(Extracted records)
◇ ◇ ◇ ◇ ◇

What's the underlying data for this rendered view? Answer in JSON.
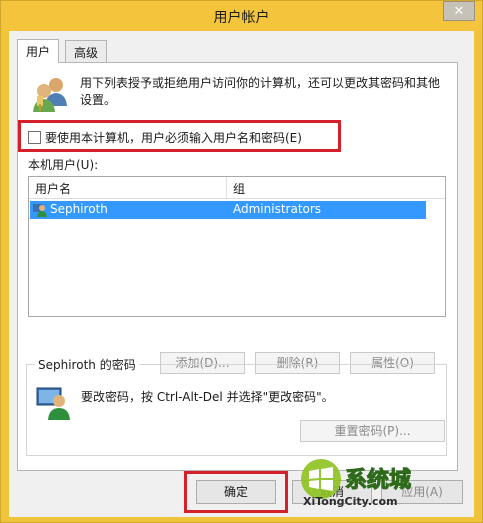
{
  "window": {
    "title": "用户帐户",
    "close_glyph": "✕"
  },
  "tabs": [
    {
      "label": "用户",
      "active": true
    },
    {
      "label": "高级",
      "active": false
    }
  ],
  "intro": {
    "text": "用下列表授予或拒绝用户访问你的计算机，还可以更改其密码和其他设置。"
  },
  "require_login": {
    "label": "要使用本计算机，用户必须输入用户名和密码(E)",
    "checked": false
  },
  "users": {
    "label": "本机用户(U):",
    "columns": [
      "用户名",
      "组"
    ],
    "rows": [
      {
        "name": "Sephiroth",
        "group": "Administrators",
        "selected": true
      }
    ]
  },
  "list_buttons": {
    "add": "添加(D)...",
    "remove": "删除(R)",
    "properties": "属性(O)"
  },
  "password_group": {
    "title": "Sephiroth 的密码",
    "text": "要改密码，按 Ctrl-Alt-Del 并选择\"更改密码\"。",
    "reset": "重置密码(P)..."
  },
  "footer": {
    "ok": "确定",
    "cancel": "取消",
    "apply": "应用(A)"
  },
  "watermark": {
    "brand": "系统城",
    "url": "XiTongCity.com"
  },
  "colors": {
    "title_bar": "#f4c53c",
    "selection": "#3399ff",
    "highlight": "#d3202a"
  }
}
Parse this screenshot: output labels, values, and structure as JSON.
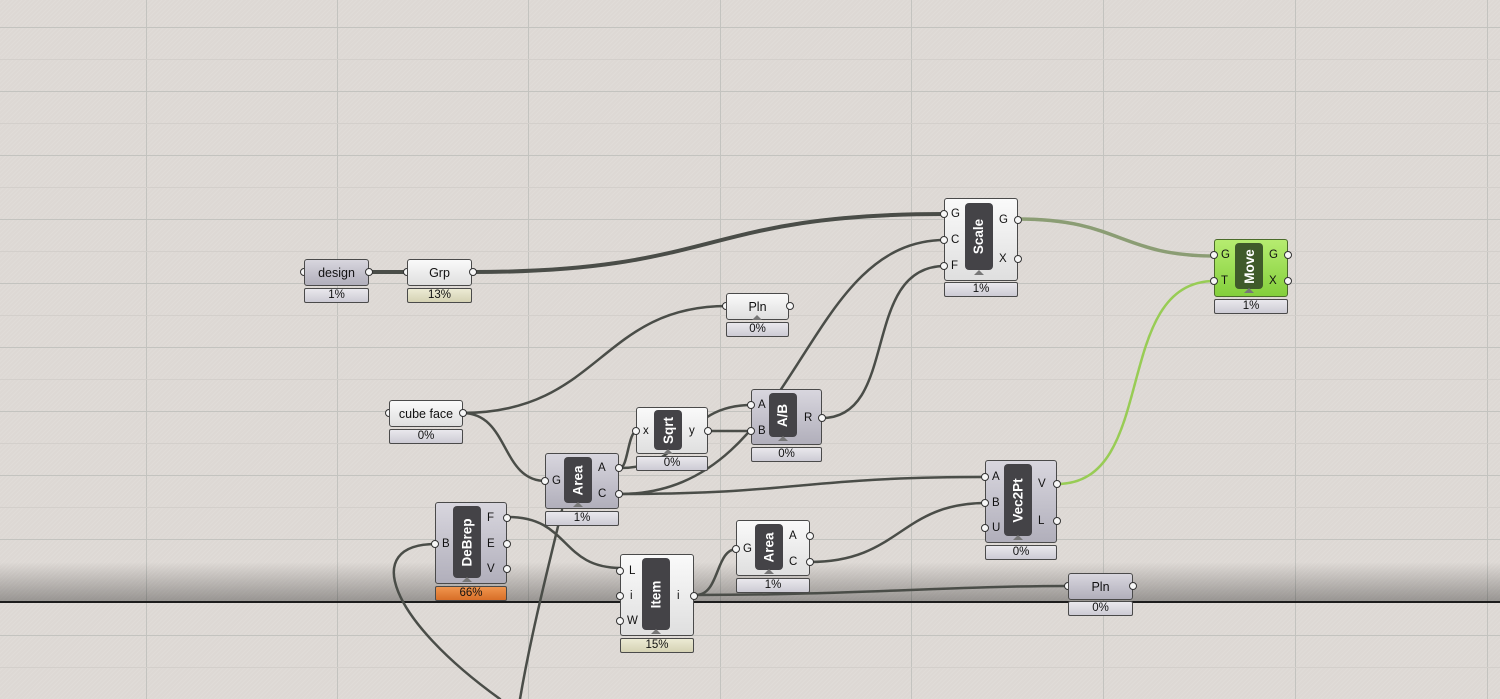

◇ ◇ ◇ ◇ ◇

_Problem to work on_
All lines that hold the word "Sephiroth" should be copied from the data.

_Reply to the exercise_
        "name": "Sephiroth",
    "title": "Sephiroth 的密码",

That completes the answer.